American Politics

GOVT 83.06

Political Communication

Course Description:

The seminar provides an overview of research in political communication with special reference to work on the impact of the mass media on public opinion and voting behavior. Students are asked to submit three papers. Two will be critical syntheses of a designated subset of the readings. These short papers (3 pages, double-spaced) will set the agenda for in-class discussion. The fourth paper will be more extensive; you are asked to propose a line of research that extends the state of knowledge in a particular sub-field of political communication. The research proposal will account for 40 percent of the course grade with the remainder being divided (evenly) between the two review papers and class participation.

GOVT 83.09 (Identical to QSS 30.08)

Misperceptions in Politics: When Do They Matter and Why?

Course Description

GOVT 83.21 (Identical to QSS 30.03)

Experiments in Politics

Course Description

Note: Depending on the instructor, this course will adopt a different focus. When Prof. Crabtree offers the course, the focus will be on racial and gender discrimination. Prof. Costa will focus on voters' evaluations of politicians. Prof. Nyhan will focus his seminar on misinformation.

GOVT 83.24 (Identical to PBPL 84.04)

Inequality and American Democracy

Course Description

GOVT 83.27 (Identical to PBPL 83.02)

Public Policy and Politics

Course Description:

This course explores political factors that influence the development of public policies as well as possible attitudinal and behavioral policy feedback effects on the population after their implementation. Public opinion will be central to the course with students encouraged to analyze survey data and polls. In most years, the class will have a topical issue focus (e.g., health care, climate change, retirement, immigration) depending upon world events and trends. GOVT 10, or equivalent, is a prerequisite for this class.

GOVT 83.28

Persuasion and the Policy Process

Course Description:

This class examines how people form policy preferences and the process by which those preferences do—or do not—get translated into public policies in the United States.
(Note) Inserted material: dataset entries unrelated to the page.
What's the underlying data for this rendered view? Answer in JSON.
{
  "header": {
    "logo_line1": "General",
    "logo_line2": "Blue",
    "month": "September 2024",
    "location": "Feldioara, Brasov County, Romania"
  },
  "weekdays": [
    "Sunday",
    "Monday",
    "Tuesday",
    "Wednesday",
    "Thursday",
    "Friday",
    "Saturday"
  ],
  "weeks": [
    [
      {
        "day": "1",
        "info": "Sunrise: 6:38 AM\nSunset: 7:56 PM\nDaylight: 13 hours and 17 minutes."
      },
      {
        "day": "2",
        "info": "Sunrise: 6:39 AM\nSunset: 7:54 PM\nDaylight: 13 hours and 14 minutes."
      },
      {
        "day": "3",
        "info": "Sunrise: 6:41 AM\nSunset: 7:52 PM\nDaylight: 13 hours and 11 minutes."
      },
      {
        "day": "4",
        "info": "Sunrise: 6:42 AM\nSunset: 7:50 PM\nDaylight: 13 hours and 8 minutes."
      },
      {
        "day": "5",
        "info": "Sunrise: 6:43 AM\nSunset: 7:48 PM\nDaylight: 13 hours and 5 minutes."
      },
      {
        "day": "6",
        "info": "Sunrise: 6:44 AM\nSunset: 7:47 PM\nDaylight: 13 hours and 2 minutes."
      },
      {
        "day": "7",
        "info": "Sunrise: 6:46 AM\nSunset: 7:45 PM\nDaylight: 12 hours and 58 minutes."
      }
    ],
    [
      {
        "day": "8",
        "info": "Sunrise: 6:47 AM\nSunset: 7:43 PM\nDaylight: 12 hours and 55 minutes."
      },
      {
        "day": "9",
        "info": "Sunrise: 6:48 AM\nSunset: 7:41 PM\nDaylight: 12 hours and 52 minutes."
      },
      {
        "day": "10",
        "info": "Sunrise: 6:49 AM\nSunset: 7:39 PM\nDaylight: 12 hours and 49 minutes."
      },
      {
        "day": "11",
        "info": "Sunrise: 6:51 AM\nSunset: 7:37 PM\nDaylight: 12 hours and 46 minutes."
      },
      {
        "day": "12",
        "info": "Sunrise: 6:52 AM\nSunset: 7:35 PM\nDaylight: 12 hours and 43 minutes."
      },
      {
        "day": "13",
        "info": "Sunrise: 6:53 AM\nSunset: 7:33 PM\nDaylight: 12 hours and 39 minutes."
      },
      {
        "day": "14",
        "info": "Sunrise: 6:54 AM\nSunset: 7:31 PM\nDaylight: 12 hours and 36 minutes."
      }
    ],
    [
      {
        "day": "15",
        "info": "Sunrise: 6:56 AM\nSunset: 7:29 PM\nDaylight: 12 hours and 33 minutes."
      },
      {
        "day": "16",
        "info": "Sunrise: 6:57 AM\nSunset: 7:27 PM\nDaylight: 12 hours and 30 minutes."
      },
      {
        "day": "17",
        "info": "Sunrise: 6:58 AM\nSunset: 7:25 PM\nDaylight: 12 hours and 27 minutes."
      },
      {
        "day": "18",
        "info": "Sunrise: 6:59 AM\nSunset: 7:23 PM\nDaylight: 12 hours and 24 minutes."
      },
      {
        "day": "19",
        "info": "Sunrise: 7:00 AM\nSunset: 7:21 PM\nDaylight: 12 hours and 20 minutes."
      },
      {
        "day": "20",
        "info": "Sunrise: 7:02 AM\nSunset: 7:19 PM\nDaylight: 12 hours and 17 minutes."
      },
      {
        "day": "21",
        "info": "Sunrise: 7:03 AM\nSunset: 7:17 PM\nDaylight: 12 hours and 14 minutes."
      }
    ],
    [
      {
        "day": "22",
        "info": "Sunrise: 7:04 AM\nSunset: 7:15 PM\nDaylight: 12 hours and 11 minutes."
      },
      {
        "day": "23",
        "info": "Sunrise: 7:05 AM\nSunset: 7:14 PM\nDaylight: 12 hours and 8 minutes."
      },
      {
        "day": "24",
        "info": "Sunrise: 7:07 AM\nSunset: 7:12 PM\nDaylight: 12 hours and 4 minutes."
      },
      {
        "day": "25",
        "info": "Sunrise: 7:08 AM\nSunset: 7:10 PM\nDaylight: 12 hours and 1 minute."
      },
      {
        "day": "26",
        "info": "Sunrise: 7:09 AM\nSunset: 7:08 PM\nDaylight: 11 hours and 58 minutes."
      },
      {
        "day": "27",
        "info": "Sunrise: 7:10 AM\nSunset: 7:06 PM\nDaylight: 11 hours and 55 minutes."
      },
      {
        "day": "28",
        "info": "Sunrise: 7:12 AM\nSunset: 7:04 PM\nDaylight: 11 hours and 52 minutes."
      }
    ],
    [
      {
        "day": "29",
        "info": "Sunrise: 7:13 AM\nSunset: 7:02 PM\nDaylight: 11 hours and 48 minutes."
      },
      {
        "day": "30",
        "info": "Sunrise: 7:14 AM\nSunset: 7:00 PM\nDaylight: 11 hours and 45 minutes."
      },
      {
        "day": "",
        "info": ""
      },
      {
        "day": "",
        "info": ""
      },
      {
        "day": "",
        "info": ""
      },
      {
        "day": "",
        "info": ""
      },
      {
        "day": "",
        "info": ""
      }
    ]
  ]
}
The course examines three aspects of this process:  elite rhetorical strategy, the media routines that generate coverage of policy debates, and mass opinion.  We will assess the way political elites, the media, and ordinary people interact to create policies that can be either intelligent or pathological. GOVT 3 is a prerequisite for this class.